Yet the government has failed to produce any empirical data to justify this questioning of the right of all citizens to work without being discriminated against because of the dress code imposed by their religious convictions. As Minister Drainville himself admitted, he has no study that demonstrates that public servants who wear religious symbols are incapable of assuming their professional responsibilities in an impartial way.

In lieu of empirical proof, Minister Drainville and his colleague Mr. Lisée ask us to be satisfied with the following, flawed reasoning which he keeps repeating time and time again: since government employees have the obligation to keep their political allegiances to themselves while performing their functions, they should also keep their religious allegiances hidden.

This is a misleading analogy, for two reasons.

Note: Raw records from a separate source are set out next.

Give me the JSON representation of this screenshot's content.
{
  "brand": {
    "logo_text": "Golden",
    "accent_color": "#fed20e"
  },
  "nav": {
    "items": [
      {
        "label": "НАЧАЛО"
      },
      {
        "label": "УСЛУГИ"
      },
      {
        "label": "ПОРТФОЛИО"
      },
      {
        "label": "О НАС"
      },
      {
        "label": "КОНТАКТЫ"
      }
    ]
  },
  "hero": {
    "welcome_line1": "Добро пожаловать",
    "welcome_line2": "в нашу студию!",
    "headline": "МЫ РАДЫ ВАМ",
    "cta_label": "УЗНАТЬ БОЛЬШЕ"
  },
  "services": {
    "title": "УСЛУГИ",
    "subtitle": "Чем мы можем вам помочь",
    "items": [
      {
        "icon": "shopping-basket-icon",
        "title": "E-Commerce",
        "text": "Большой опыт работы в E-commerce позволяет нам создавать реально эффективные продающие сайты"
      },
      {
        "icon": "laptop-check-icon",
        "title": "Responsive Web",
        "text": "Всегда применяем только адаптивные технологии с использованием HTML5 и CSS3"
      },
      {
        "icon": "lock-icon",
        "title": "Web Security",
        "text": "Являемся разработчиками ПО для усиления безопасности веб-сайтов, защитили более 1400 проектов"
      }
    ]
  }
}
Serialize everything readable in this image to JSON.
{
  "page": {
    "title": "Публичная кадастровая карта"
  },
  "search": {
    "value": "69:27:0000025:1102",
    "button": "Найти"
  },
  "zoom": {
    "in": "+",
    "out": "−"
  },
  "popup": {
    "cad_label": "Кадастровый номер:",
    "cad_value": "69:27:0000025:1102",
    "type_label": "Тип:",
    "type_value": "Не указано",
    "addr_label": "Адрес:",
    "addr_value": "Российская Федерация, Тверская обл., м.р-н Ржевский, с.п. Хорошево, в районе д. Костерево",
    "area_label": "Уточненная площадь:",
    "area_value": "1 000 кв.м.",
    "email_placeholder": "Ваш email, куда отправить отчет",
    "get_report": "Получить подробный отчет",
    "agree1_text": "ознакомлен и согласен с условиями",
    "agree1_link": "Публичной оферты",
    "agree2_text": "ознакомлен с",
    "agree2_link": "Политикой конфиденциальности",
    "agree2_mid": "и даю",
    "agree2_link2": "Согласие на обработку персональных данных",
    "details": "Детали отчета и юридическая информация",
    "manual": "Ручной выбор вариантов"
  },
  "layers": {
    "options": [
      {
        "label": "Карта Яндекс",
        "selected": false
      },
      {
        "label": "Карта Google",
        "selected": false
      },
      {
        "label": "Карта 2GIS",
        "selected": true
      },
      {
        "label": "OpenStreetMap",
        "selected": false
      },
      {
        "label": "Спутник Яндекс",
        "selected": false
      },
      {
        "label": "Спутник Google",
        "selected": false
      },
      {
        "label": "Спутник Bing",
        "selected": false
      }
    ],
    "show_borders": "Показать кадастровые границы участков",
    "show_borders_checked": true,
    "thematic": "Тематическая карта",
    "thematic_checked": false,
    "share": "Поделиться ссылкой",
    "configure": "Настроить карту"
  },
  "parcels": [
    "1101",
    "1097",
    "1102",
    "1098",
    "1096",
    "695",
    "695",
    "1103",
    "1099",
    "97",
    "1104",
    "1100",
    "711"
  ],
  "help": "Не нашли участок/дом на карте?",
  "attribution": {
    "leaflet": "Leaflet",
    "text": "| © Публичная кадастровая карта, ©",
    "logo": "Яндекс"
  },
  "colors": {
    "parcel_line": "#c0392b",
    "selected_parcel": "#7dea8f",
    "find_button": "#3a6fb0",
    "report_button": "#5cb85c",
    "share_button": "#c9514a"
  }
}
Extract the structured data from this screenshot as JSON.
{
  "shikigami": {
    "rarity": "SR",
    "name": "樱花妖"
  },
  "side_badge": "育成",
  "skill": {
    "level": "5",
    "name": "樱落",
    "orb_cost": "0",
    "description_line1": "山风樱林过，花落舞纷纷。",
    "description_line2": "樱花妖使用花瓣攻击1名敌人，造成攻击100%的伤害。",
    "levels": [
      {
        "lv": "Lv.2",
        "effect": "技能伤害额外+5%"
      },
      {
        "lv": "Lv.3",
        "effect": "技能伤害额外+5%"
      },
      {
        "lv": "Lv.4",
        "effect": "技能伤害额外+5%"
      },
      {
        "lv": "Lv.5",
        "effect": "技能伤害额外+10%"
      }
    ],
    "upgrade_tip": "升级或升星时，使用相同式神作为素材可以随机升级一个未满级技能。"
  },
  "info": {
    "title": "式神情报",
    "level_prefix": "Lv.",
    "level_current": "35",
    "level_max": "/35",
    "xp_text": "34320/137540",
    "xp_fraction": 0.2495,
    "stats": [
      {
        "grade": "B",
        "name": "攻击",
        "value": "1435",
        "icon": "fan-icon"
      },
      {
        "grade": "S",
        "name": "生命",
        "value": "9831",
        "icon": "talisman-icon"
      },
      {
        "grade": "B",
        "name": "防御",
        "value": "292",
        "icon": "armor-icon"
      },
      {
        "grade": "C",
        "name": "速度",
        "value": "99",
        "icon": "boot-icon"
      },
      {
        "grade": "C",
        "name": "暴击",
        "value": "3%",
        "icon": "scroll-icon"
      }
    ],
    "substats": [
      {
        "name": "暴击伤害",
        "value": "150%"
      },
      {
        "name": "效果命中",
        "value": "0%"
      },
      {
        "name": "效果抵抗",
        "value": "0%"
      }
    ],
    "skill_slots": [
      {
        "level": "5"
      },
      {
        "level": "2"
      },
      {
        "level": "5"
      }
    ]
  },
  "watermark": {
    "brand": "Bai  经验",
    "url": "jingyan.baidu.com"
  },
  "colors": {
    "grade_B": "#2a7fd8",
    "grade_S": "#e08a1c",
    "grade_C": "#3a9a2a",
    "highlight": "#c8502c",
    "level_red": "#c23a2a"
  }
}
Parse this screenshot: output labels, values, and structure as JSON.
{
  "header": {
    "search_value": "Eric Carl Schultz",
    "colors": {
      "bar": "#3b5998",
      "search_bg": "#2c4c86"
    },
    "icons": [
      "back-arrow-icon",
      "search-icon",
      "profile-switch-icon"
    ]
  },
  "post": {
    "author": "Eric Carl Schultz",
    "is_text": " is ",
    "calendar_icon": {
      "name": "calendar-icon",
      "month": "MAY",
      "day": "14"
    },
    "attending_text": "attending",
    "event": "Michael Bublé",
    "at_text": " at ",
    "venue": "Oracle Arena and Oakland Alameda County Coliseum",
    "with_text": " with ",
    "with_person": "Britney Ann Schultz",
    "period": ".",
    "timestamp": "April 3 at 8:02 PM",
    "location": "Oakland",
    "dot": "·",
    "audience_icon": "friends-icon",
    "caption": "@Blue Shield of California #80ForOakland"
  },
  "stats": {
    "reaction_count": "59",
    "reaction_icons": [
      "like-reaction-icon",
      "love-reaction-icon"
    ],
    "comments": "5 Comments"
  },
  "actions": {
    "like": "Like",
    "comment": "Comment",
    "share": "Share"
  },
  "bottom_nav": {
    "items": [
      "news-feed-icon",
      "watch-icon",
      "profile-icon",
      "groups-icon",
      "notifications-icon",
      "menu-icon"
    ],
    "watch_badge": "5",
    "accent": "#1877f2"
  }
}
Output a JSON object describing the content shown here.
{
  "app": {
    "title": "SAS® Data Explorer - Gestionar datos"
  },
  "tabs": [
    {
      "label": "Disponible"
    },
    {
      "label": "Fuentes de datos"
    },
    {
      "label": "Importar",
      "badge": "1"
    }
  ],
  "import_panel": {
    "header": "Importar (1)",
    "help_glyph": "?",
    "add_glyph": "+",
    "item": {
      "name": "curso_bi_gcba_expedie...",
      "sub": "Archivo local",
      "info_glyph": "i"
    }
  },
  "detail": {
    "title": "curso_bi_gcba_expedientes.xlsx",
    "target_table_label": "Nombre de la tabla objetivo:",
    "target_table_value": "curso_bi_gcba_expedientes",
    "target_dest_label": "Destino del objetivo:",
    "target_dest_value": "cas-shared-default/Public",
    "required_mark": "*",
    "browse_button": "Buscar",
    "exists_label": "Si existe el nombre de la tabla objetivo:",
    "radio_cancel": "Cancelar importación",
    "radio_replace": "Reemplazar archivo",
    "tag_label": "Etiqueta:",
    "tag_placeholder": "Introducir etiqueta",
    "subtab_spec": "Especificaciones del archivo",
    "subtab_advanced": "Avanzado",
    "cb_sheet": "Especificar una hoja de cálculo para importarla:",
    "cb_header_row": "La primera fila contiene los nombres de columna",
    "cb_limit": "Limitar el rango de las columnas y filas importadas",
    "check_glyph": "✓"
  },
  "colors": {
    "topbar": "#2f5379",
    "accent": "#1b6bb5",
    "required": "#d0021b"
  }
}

First, in our democracy, there is no mandatory dress code attached to membership in a political party. Such an obligation would be considered totally unreasonable. On the contrary, observance of a dress code is intimately linked to the practice of certain religions. Requiring employees to stop wearing a religious symbol or face losing their jobs is a violation of their freedom of conscience.

The second reason is that in our secular society, political parties are in power, not religious organizations. Public servants have the obligation to serve the government that employs them, whatever the ruling party. That is why State employees who are directly involved in the public service must not make apparent their political preferences in the course of their duties. This allows them to serve the government of the day while ensuring the continuity of public administration if a different party seizes power.

Applying this reasoning to the religious sphere is wrong and abusive. For the State to remain neutral with respect to religions, there is no need to request its employees to hide theirs.The obligation that public servants have to keep their political allegiance to themselves must not be used to justify forbidding them from wearing religious symbols. In terms of rights and freedoms, that is a misleading and dangerous analogy.

The Marois government must renounce imposing on people the unfair obligation to choose between access to public sector jobs and their right to freedom of conscience and religion, recognized and protected by the Charters of Rights and Freedoms.